Soul-searching crew turns didactic
Label: Earthology Records
Release Date: 9/14/2010
Listening to Minneapolis septet Cloud Cult is kind of like watching Kabuki theatre: It’s bizarre, melodramatic and even gaudy at times, but nonetheless surprisingly moving. With a career spanning 15 years and nine albums, the group has honed a sound that is equally baroque and beat-based, sample-heavy and orchestral, and full of lyrical meanderings that toe the line between ingenious and terrible.
Frontman Craig Minowa’s personal history is largely inseparable from the band’s music. In 2002, his two-year-old son fell asleep one night and never woke up; Minowa and his wife, high-school sweethearts, separated in 2003, unable to cope with the grief. All of Cloud Cult’s albums, beginning with that year’s They Live on the Sun, have been haunted by this loss, which has proved to be both Minowa’s greatest strength and his biggest flaw.
At times, his sorrow-soaked tunes have sounded heavy-handed, nearly as exhausting and difficult to endure as agony itself. 2006’s Advice from the Happy Hippopotamus was bogged down in protracted musical ramblings; three tracks of utter silence were interspersed throughout, and Minowa noodled on his guitar for overlong interludes, as though he were pouring himself into his music-making to cope, and losing himself in the process.
But a few years later, after the Minowas had reunited and time had somewhat eased their grief, 2007’s The Meaning of 8 and 2008’s Feel Good Ghosts (Tea-Partying Through Tornadoes) scaled back the stream-of-consciousness and saw the group returning to its signature sound: a melodic tug-of-war between orchestral swells and pounding beats. Lyrically, the albums also soared once again, incorporating autobiographical material with light, well-placed strokes. “May Your Hearts Stay Strong” summed up the couple’s loss in one of the most haunting verses of the band’s career: “Check under the covers just to make sure he’s still sleeping there / Turn wedding gowns to angel clothes for the baby to wear.”
Last year, the couple gave birth to a son. Fittingly, Light Chasers looks forward instead of back: Minowa has dropped his role as confessional tunesmith and taken on the role of teacher and father, addressing most of the songs to “You.” The album is structured like a New Age Pilgrim’s Progress, with titles like “The Mission,” “The Departure,” “The Birth,” “The Battles” and “The Escape”; it tells the story of a pure soul coming down to planet Earth, outlining the many snares and pitfalls life will inevitably introduce. It’s an exhortation to, as Minowa intones, “stay focused on destination.”

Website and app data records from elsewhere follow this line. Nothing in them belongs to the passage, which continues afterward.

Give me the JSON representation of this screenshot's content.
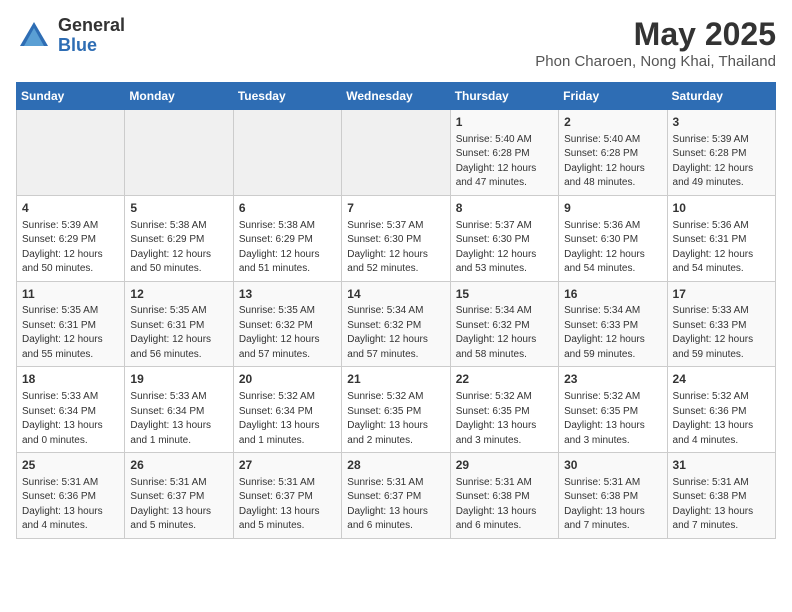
{
  "logo": {
    "general": "General",
    "blue": "Blue"
  },
  "title": "May 2025",
  "subtitle": "Phon Charoen, Nong Khai, Thailand",
  "headers": [
    "Sunday",
    "Monday",
    "Tuesday",
    "Wednesday",
    "Thursday",
    "Friday",
    "Saturday"
  ],
  "weeks": [
    [
      {
        "day": "",
        "info": ""
      },
      {
        "day": "",
        "info": ""
      },
      {
        "day": "",
        "info": ""
      },
      {
        "day": "",
        "info": ""
      },
      {
        "day": "1",
        "info": "Sunrise: 5:40 AM\nSunset: 6:28 PM\nDaylight: 12 hours\nand 47 minutes."
      },
      {
        "day": "2",
        "info": "Sunrise: 5:40 AM\nSunset: 6:28 PM\nDaylight: 12 hours\nand 48 minutes."
      },
      {
        "day": "3",
        "info": "Sunrise: 5:39 AM\nSunset: 6:28 PM\nDaylight: 12 hours\nand 49 minutes."
      }
    ],
    [
      {
        "day": "4",
        "info": "Sunrise: 5:39 AM\nSunset: 6:29 PM\nDaylight: 12 hours\nand 50 minutes."
      },
      {
        "day": "5",
        "info": "Sunrise: 5:38 AM\nSunset: 6:29 PM\nDaylight: 12 hours\nand 50 minutes."
      },
      {
        "day": "6",
        "info": "Sunrise: 5:38 AM\nSunset: 6:29 PM\nDaylight: 12 hours\nand 51 minutes."
      },
      {
        "day": "7",
        "info": "Sunrise: 5:37 AM\nSunset: 6:30 PM\nDaylight: 12 hours\nand 52 minutes."
      },
      {
        "day": "8",
        "info": "Sunrise: 5:37 AM\nSunset: 6:30 PM\nDaylight: 12 hours\nand 53 minutes."
      },
      {
        "day": "9",
        "info": "Sunrise: 5:36 AM\nSunset: 6:30 PM\nDaylight: 12 hours\nand 54 minutes."
      },
      {
        "day": "10",
        "info": "Sunrise: 5:36 AM\nSunset: 6:31 PM\nDaylight: 12 hours\nand 54 minutes."
      }
    ],
    [
      {
        "day": "11",
        "info": "Sunrise: 5:35 AM\nSunset: 6:31 PM\nDaylight: 12 hours\nand 55 minutes."
      },
      {
        "day": "12",
        "info": "Sunrise: 5:35 AM\nSunset: 6:31 PM\nDaylight: 12 hours\nand 56 minutes."
      },
      {
        "day": "13",
        "info": "Sunrise: 5:35 AM\nSunset: 6:32 PM\nDaylight: 12 hours\nand 57 minutes."
      },
      {
        "day": "14",
        "info": "Sunrise: 5:34 AM\nSunset: 6:32 PM\nDaylight: 12 hours\nand 57 minutes."
      },
      {
        "day": "15",
        "info": "Sunrise: 5:34 AM\nSunset: 6:32 PM\nDaylight: 12 hours\nand 58 minutes."
      },
      {
        "day": "16",
        "info": "Sunrise: 5:34 AM\nSunset: 6:33 PM\nDaylight: 12 hours\nand 59 minutes."
      },
      {
        "day": "17",
        "info": "Sunrise: 5:33 AM\nSunset: 6:33 PM\nDaylight: 12 hours\nand 59 minutes."
      }
    ],
    [
      {
        "day": "18",
        "info": "Sunrise: 5:33 AM\nSunset: 6:34 PM\nDaylight: 13 hours\nand 0 minutes."
      },
      {
        "day": "19",
        "info": "Sunrise: 5:33 AM\nSunset: 6:34 PM\nDaylight: 13 hours\nand 1 minute."
      },
      {
        "day": "20",
        "info": "Sunrise: 5:32 AM\nSunset: 6:34 PM\nDaylight: 13 hours\nand 1 minutes."
      },
      {
        "day": "21",
        "info": "Sunrise: 5:32 AM\nSunset: 6:35 PM\nDaylight: 13 hours\nand 2 minutes."
      },
      {
        "day": "22",
        "info": "Sunrise: 5:32 AM\nSunset: 6:35 PM\nDaylight: 13 hours\nand 3 minutes."
      },
      {
        "day": "23",
        "info": "Sunrise: 5:32 AM\nSunset: 6:35 PM\nDaylight: 13 hours\nand 3 minutes."
      },
      {
        "day": "24",
        "info": "Sunrise: 5:32 AM\nSunset: 6:36 PM\nDaylight: 13 hours\nand 4 minutes."
      }
    ],
    [
      {
        "day": "25",
        "info": "Sunrise: 5:31 AM\nSunset: 6:36 PM\nDaylight: 13 hours\nand 4 minutes."
      },
      {
        "day": "26",
        "info": "Sunrise: 5:31 AM\nSunset: 6:37 PM\nDaylight: 13 hours\nand 5 minutes."
      },
      {
        "day": "27",
        "info": "Sunrise: 5:31 AM\nSunset: 6:37 PM\nDaylight: 13 hours\nand 5 minutes."
      },
      {
        "day": "28",
        "info": "Sunrise: 5:31 AM\nSunset: 6:37 PM\nDaylight: 13 hours\nand 6 minutes."
      },
      {
        "day": "29",
        "info": "Sunrise: 5:31 AM\nSunset: 6:38 PM\nDaylight: 13 hours\nand 6 minutes."
      },
      {
        "day": "30",
        "info": "Sunrise: 5:31 AM\nSunset: 6:38 PM\nDaylight: 13 hours\nand 7 minutes."
      },
      {
        "day": "31",
        "info": "Sunrise: 5:31 AM\nSunset: 6:38 PM\nDaylight: 13 hours\nand 7 minutes."
      }
    ]
  ]
}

He mostly seems to have eluded his demons, but even so, he’s pulled back into darkness on a few tracks. In “Room Full of People in Your Head,” a distorted voice proclaims, “We are experiencing interference.” As the tempo shifts between a pounding piano melody and a crashing, bass-drum groove, Minowa cries, “Part of me is the hangman, looking for a scapegoat / And part of me is the victim always crying, ‘Why you picking on me’ / Lock up the gun cabinet, or its gonna get messy.” Even Light Chasers’ most joyful songs have nothing on these anxiety-riddled tracks. This interplay between extremes has always been Cloud Cult’s strong suit; the snaking tempos and sudden rave-ups and ear-jarring bangs have been necessary to balance out the self-serious personal lyrics. Here, the band does well to incorporate tension and volume—you just wish for more of both.